The Star Wars Jedi Challenges also includes a game every "Star Wars" fan has fantasized about playing at least once. With the Lenovo Mirage AR headset, you can experience Star Wars Holochess right before your eyes. Holochess features eight unlockable creatures that each offer a unique set of moves to learn and master. Just like chess, the characters in Holochess have individual strengths and weaknesses that you must use to your advantage.

Six Galactic Locations

Star Wars Jedi Challenges features five planets from the "Star Wars" universe. The game starts on Naboo, where Darth Maul resides. Once you complete the challenges on Naboo, you can move on to Garel, where you must face the Seventh Sister, then Lothal where you must defeat the Grand Inquisitor. Once you’ve completed the challenges on Lothal, you can move on to Hoth, where Darth Vader awaits. And if by some miracle you defeat Lord Vader, Kylo Ren awaits you on Takodana.

The Core is the final stop on your Galactic tour, where you’ll face challenges that only a trained Jedi could hope to overcome.

How Well Does It Work?

Lenovo put together an impressive package with the Mirage AR headset. AR technology is just starting to become accessible to the masses, and we can honestly say that we didn’t expect to see a headset of this caliber anytime soon.

Lenovo is asking $199 for the Star Wars Jedi Challenges kit, which is a steal of a deal for what you get. The AR headset offers a wider field of view than any other AR headset we’ve had the chance to try.

The tracking system isn’t as stable as that of Microsoft’s HoloLens, but it doesn’t need to be to offer an exciting experience. Microsoft’s inside-out tracking system scans the real world and creates a digital map of the environment, which developers can use to place digital assets on real-world objects. Lenovo’s Mirage headset doesn’t recreate the world around you, so the digital assets don’t interact with the real world. In practice, it doesn’t seem to matter if the virtual world interacts with the real world, at least for Lenovo's purposes. When you’re standing face to face with Darth Maul, you aren’t really worried about the placement of his feet in relation to the floor.

Normalization Of Augmented Reality

Apple and Google are pushing hard to normalize AR with that ARCore and ARKit APIs that make it possible to use your smartphone for basic augmented reality experiences. As impressive as the ARCore and ARKit technology can be, we feel like Lenovo’s approach will do far more to normalize the concept of augmented reality technology than a basic smartphone experience.

The Star Wars Jedi Challenges kit with the Mirage headset is affordable, and it provides a convincing AR experience that’s not possible without a headset.
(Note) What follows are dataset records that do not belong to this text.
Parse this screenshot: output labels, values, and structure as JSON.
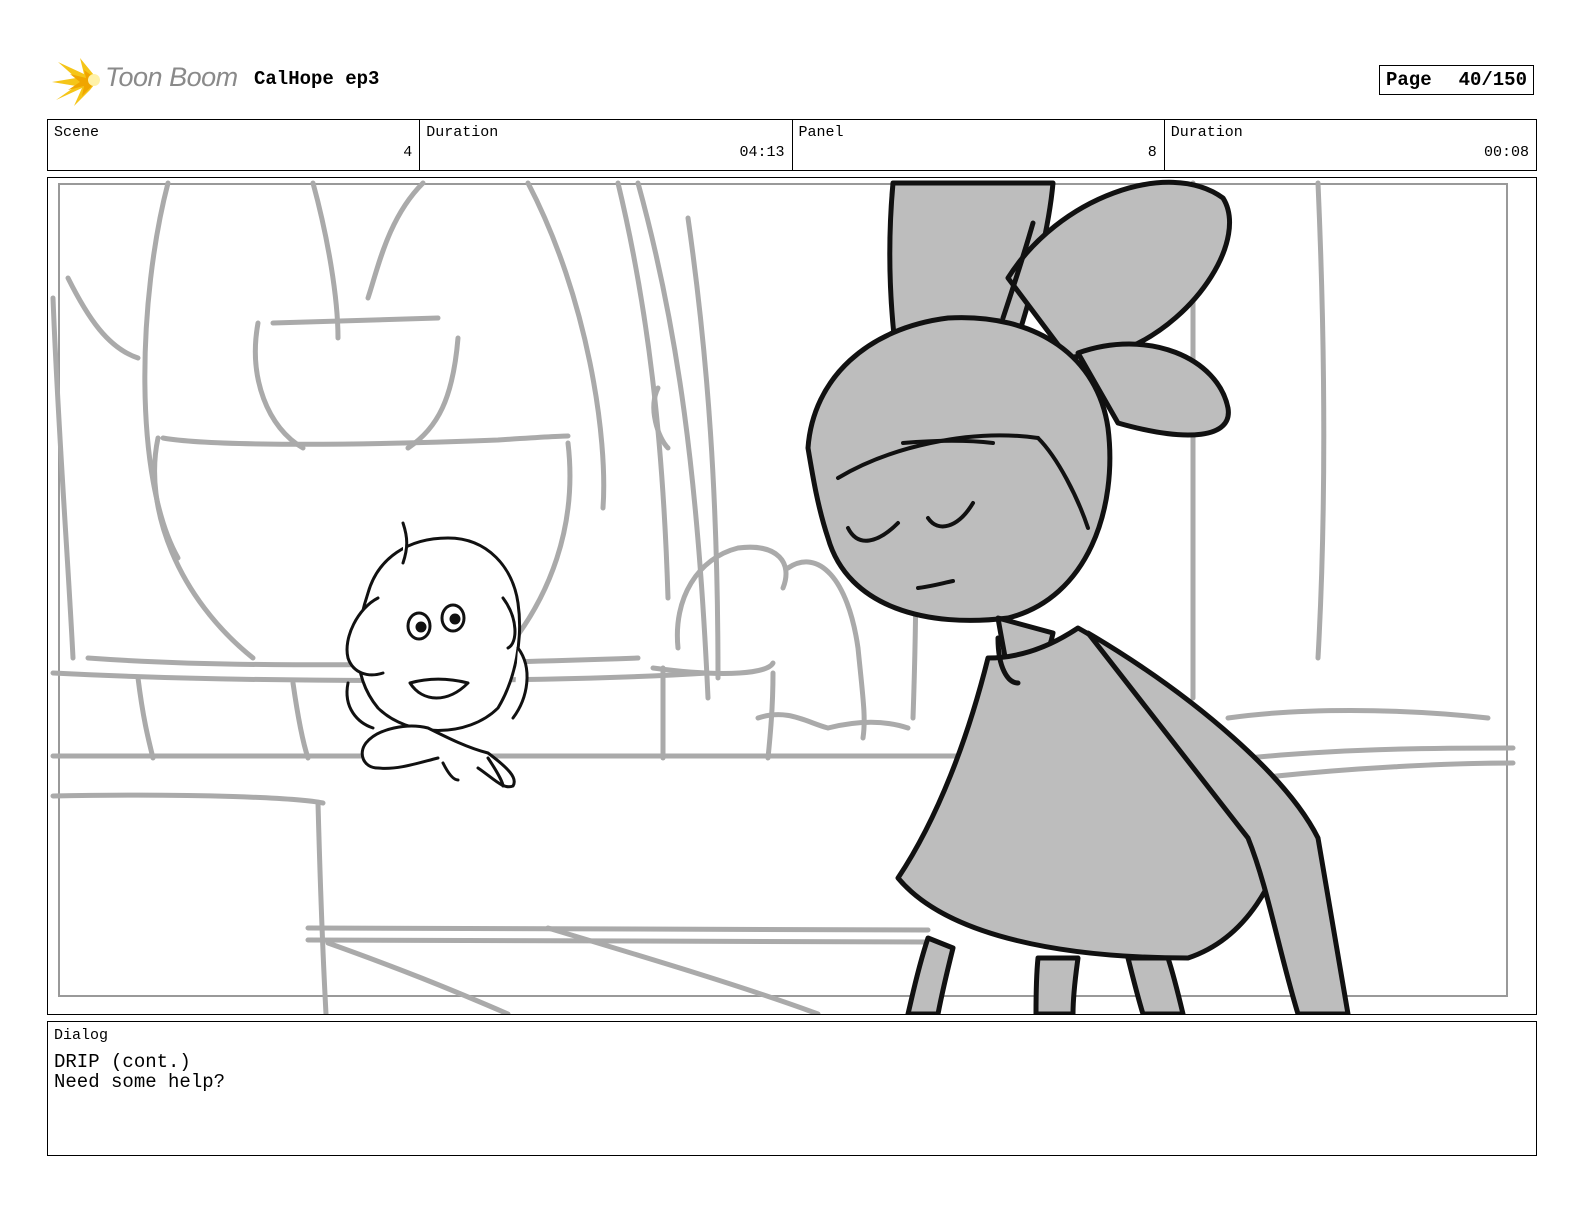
{
  "header": {
    "logo_text": "Toon Boom",
    "project_title": "CalHope ep3",
    "page_label": "Page",
    "page_number": "40/150"
  },
  "info": {
    "scene_label": "Scene",
    "scene_value": "4",
    "scene_duration_label": "Duration",
    "scene_duration_value": "04:13",
    "panel_label": "Panel",
    "panel_value": "8",
    "panel_duration_label": "Duration",
    "panel_duration_value": "00:08"
  },
  "dialog": {
    "label": "Dialog",
    "speaker": "DRIP (cont.)",
    "line": "Need some help?"
  },
  "colors": {
    "sketch_gray": "#aaaaaa",
    "character_fill": "#bdbdbd",
    "logo_star": "#f5c518"
  }
}
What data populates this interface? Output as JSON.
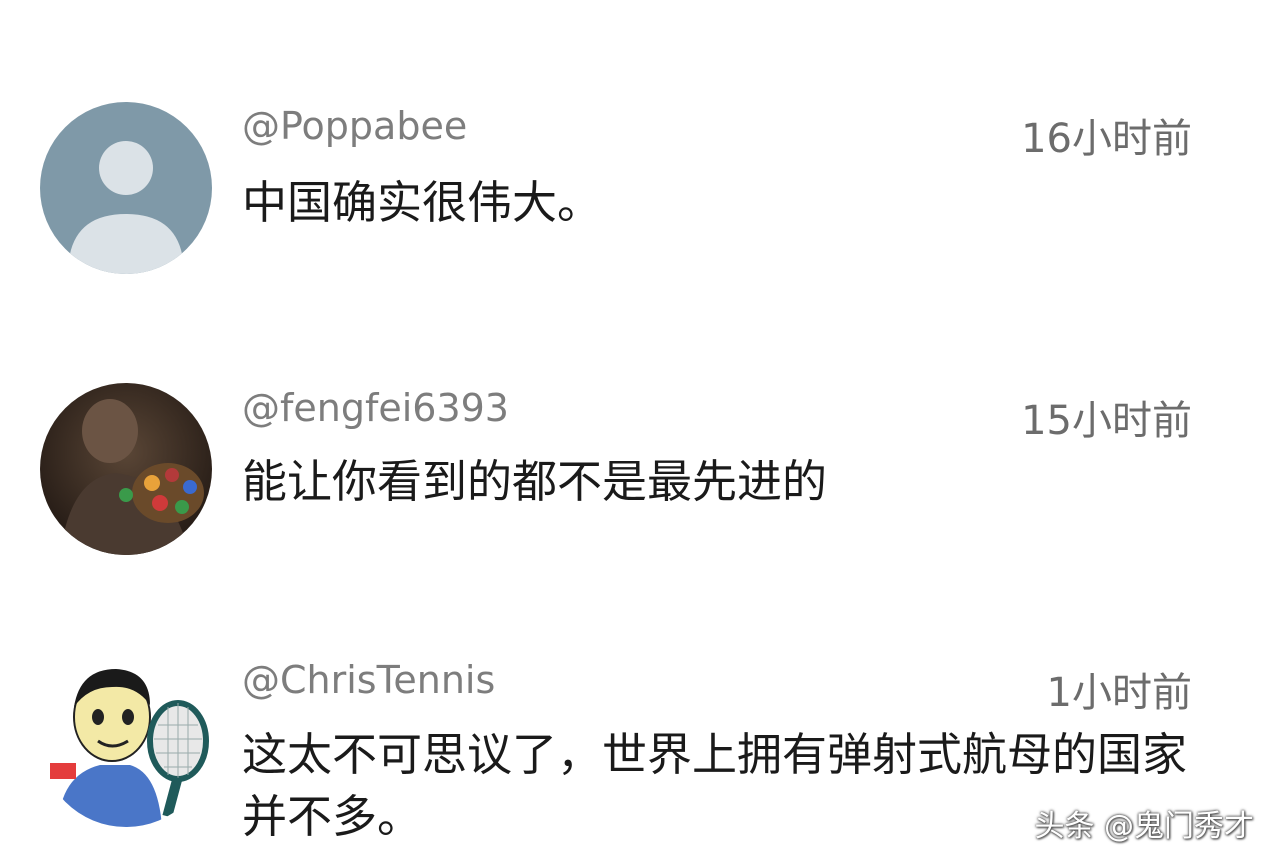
{
  "comments": [
    {
      "username": "@Poppabee",
      "time": "16小时前",
      "text": "中国确实很伟大。",
      "avatar_icon": "default-user-icon",
      "avatar_color": "#7f99a8"
    },
    {
      "username": "@fengfei6393",
      "time": "15小时前",
      "text": "能让你看到的都不是最先进的",
      "avatar_icon": "superhero-gauntlet-photo",
      "avatar_color": "#3a2a22"
    },
    {
      "username": "@ChrisTennis",
      "time": "1小时前",
      "text": "这太不可思议了，世界上拥有弹射式航母的国家并不多。",
      "avatar_icon": "cartoon-tennis-player-icon",
      "avatar_color": "#ffffff"
    }
  ],
  "watermark": "头条 @鬼门秀才"
}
If Lenovo builds additional software for the Mirage headset, or if it releases an API that enables other developers to support the platform, the company could have a winning platform on its hands. We asked Lenovo if it has plans to support the Mirage headset with future content, but the company representative said she couldn’t comment on future products. However, Lenovo did acknowledge that the content possibilities for a headset like the Mirage would be endless.

$200 is a lot to pay for a single game, but it’s hard to compare the experience with anything else. We also think that it’s a safe bet that more content for the device is coming down the pipeline. The Star Wars Jedi Challenges set from Lenovo will likely end up being one of the hottest gifts for this year’s holiday season. If you’re looking for a set for yourself or your kids, you can order a set from Lenovo’s website.

 Kevin Carbotte is a contributing writer for Tom's Hardware who primarily covers VR and AR hardware. He has been writing for us for more than four years. 

  • Dyseman
    If other software dev's can add software to use this, maybe worth a shot for me. Samari Warrior or BLADE killing vamps. And since it's on a smart phone, should be possible whether licensed or not. But 1 game, nah.